Cooperative ClassificationY10S438/93, G03F7/0044, H01L21/314
European ClassificationH01L21/314, G03F7/004B3
Legal Events
DateCodeEventDescription
Mar 29, 1996ASAssignment
Owner name: NIPPON TELEGRAPH AND TELEPHONE CORPORATION, JAPAN
Free format text: CHANGE OF ADDRESS;ASSIGNOR:NIPPON TELEGRAPH AND TELEPHONE CORPORATION;REEL/FRAME:007869/0888
Effective date: 19950922
Jul 30, 1985ASAssignment
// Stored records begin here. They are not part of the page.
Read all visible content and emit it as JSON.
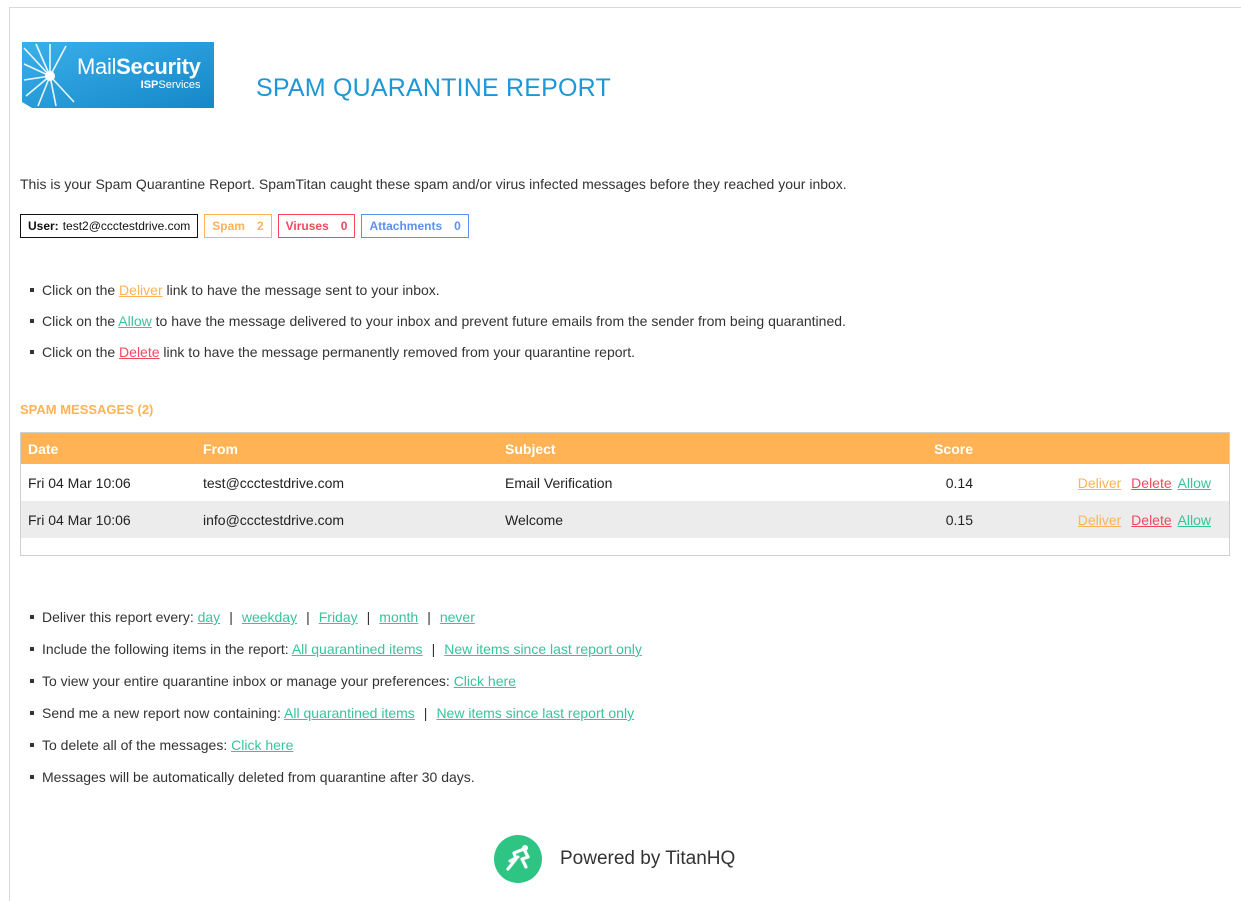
{
  "header": {
    "logo": {
      "main_light": "Mail",
      "main_bold": "Security",
      "sub_bold": "ISP",
      "sub_light": "Services"
    },
    "title": "SPAM QUARANTINE REPORT"
  },
  "intro": "This is your Spam Quarantine Report. SpamTitan caught these spam and/or virus infected messages before they reached your inbox.",
  "badges": {
    "user_label": "User:",
    "user_value": "test2@ccctestdrive.com",
    "spam_label": "Spam",
    "spam_count": "2",
    "viruses_label": "Viruses",
    "viruses_count": "0",
    "attachments_label": "Attachments",
    "attachments_count": "0"
  },
  "instructions": [
    {
      "pre": "Click on the ",
      "link": "Deliver",
      "post": " link to have the message sent to your inbox."
    },
    {
      "pre": "Click on the ",
      "link": "Allow",
      "post": " to have the message delivered to your inbox and prevent future emails from the sender from being quarantined."
    },
    {
      "pre": "Click on the ",
      "link": "Delete",
      "post": " link to have the message permanently removed from your quarantine report."
    }
  ],
  "spam_section": {
    "title": "SPAM MESSAGES (2)",
    "columns": {
      "date": "Date",
      "from": "From",
      "subject": "Subject",
      "score": "Score"
    },
    "rows": [
      {
        "date": "Fri 04 Mar 10:06",
        "from": "test@ccctestdrive.com",
        "subject": "Email Verification",
        "score": "0.14",
        "deliver": "Deliver",
        "delete": "Delete",
        "allow": "Allow"
      },
      {
        "date": "Fri 04 Mar 10:06",
        "from": "info@ccctestdrive.com",
        "subject": "Welcome",
        "score": "0.15",
        "deliver": "Deliver",
        "delete": "Delete",
        "allow": "Allow"
      }
    ]
  },
  "preferences": {
    "frequency": {
      "label": "Deliver this report every: ",
      "options": [
        "day",
        "weekday",
        "Friday",
        "month",
        "never"
      ]
    },
    "include": {
      "label": "Include the following items in the report: ",
      "options": [
        "All quarantined items",
        "New items since last report only"
      ]
    },
    "view": {
      "label": "To view your entire quarantine inbox or manage your preferences: ",
      "link": "Click here"
    },
    "send_now": {
      "label": "Send me a new report now containing: ",
      "options": [
        "All quarantined items",
        "New items since last report only"
      ]
    },
    "delete_all": {
      "label": "To delete all of the messages: ",
      "link": "Click here"
    },
    "auto_delete": "Messages will be automatically deleted from quarantine after 30 days."
  },
  "footer": {
    "text": "Powered by TitanHQ"
  },
  "colors": {
    "accent_blue": "#1e97d6",
    "spam_orange": "#ffb355",
    "virus_red": "#ef4a5c",
    "attach_blue": "#5b91f0",
    "link_green": "#37c49a",
    "titan_green": "#2ec584"
  }
}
Owner name: NIPPON TELEGRAPH & TELEPHONE CORPORATION
Free format text: CHANGE OF NAME;ASSIGNOR:NIPPON TELEGRAPH AND TELEPHONE PUBLIC CORPORATION;REEL/FRAME:004454/0001
Effective date: 19850718